Talgo´s main goal is to provide railway operators worldwide with efficient products that perfectly fit their needs, and to offer competitive prices, as compared to other rolling stock manufacturers.

Therefore, Talgo has developed a technological paradigm based on six fundamental principles.

Principios inglés

#1

Independently rotating and self-guiding wheels

Talgo is the only manufacturer to use a system in which each of the wheels on an axle, both left and right, can rotate at different speeds. This not only improves passenger comfort within the coaches, but it also minimises the wear to infrastructure caused by our trains.

#2

Natural tilting

When renovating existing infrastructure is too costly, railway companies that want to increase the speed of their commercial trains only have one option: operating trains faster on existing tracks.  Talgo's tilting technology can increase speeds by up to 25% through curves without having to carry out additional investments.

#3

Lighter and wider cars

One of the fundamental premises of our designs is to make the lightest trains on the market. The use of aluminium alloys and the reduced length of each car not only allows us to keep up our constant efforts to offer operators minimum energy consumption rates, but it also means we can maximise capacity by manufacturing wider cars.

#4

Low floor at same height

The need for stable running gear forces most passenger train designers to create suspension systems that, out of necessity, elevates the car bodyshell over a metre above the top of the rail. This softens movements while the train is running, but, in turn, the car floor is higher than most train station platforms.

#5

Variable gauge

In the 19th century, when railway tracks were first being constructed, one of the first parameters that had to be defined was the distance between both tracks so that rolling stock could transit from one line to another without encountering obstacles.

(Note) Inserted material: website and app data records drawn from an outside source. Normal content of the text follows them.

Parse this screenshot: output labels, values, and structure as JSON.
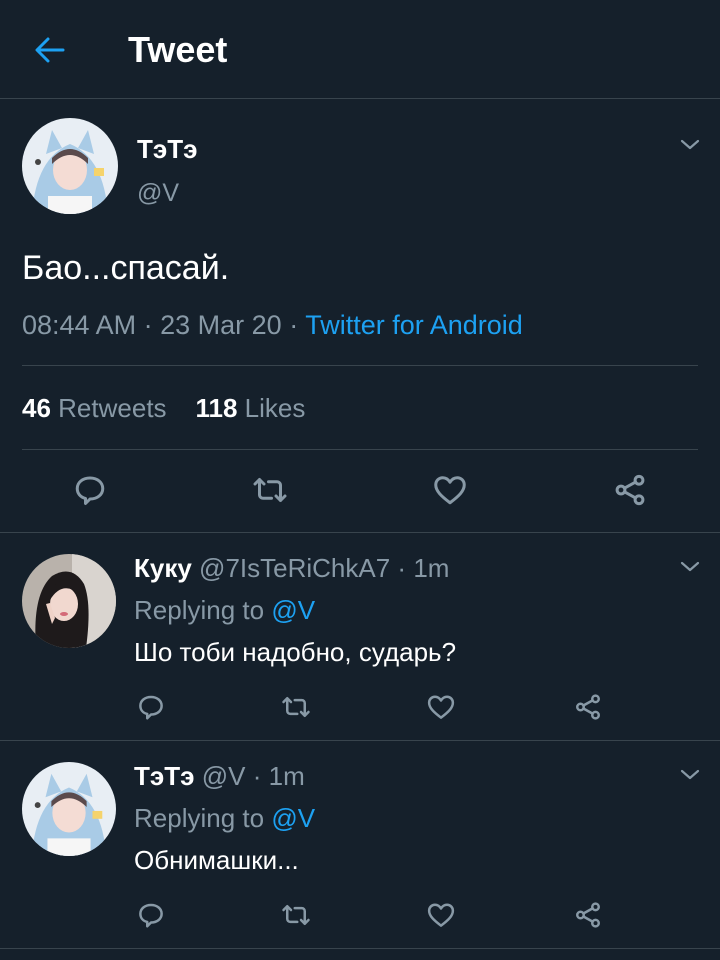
{
  "header": {
    "title": "Tweet"
  },
  "tweet": {
    "name": "ТэТэ",
    "handle": "@V",
    "text": "Бао...спасай.",
    "time": "08:44 AM",
    "date": "23 Mar 20",
    "sep": "·",
    "source": "Twitter for Android",
    "retweets_count": "46",
    "retweets_label": "Retweets",
    "likes_count": "118",
    "likes_label": "Likes"
  },
  "replies": [
    {
      "name": "Куку",
      "handle": "@7IsTeRiChkA7",
      "sep": "·",
      "time": "1m",
      "replying_label": "Replying to",
      "replying_to": "@V",
      "text": "Шо тоби надобно, сударь?"
    },
    {
      "name": "ТэТэ",
      "handle": "@V",
      "sep": "·",
      "time": "1m",
      "replying_label": "Replying to",
      "replying_to": "@V",
      "text": "Обнимашки..."
    }
  ],
  "colors": {
    "background": "#15202b",
    "accent": "#1da1f2",
    "muted": "#8899a6",
    "divider": "#38444d"
  },
  "icons": [
    "back-arrow-icon",
    "chevron-down-icon",
    "reply-icon",
    "retweet-icon",
    "like-icon",
    "share-icon"
  ]
}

In most regions of the western world, the British standard measurement of 1435mm was accepted. However, its use wasn't universal and two centuries later these compatibility differences remain a barrier to some railways operating services in different territories.

#6

Entirely articulated trains

For operators, rolling stock maintenance and operation costs are two key factors considered during procurement. The best way to minimise both is to opt for Talgo's entirely articulated trains. The dynamic behaviour of these trains increases reliability and the time between maintenance interventions, thus maximising the use and performance of each train. It also reduces energy consumption and increases safety.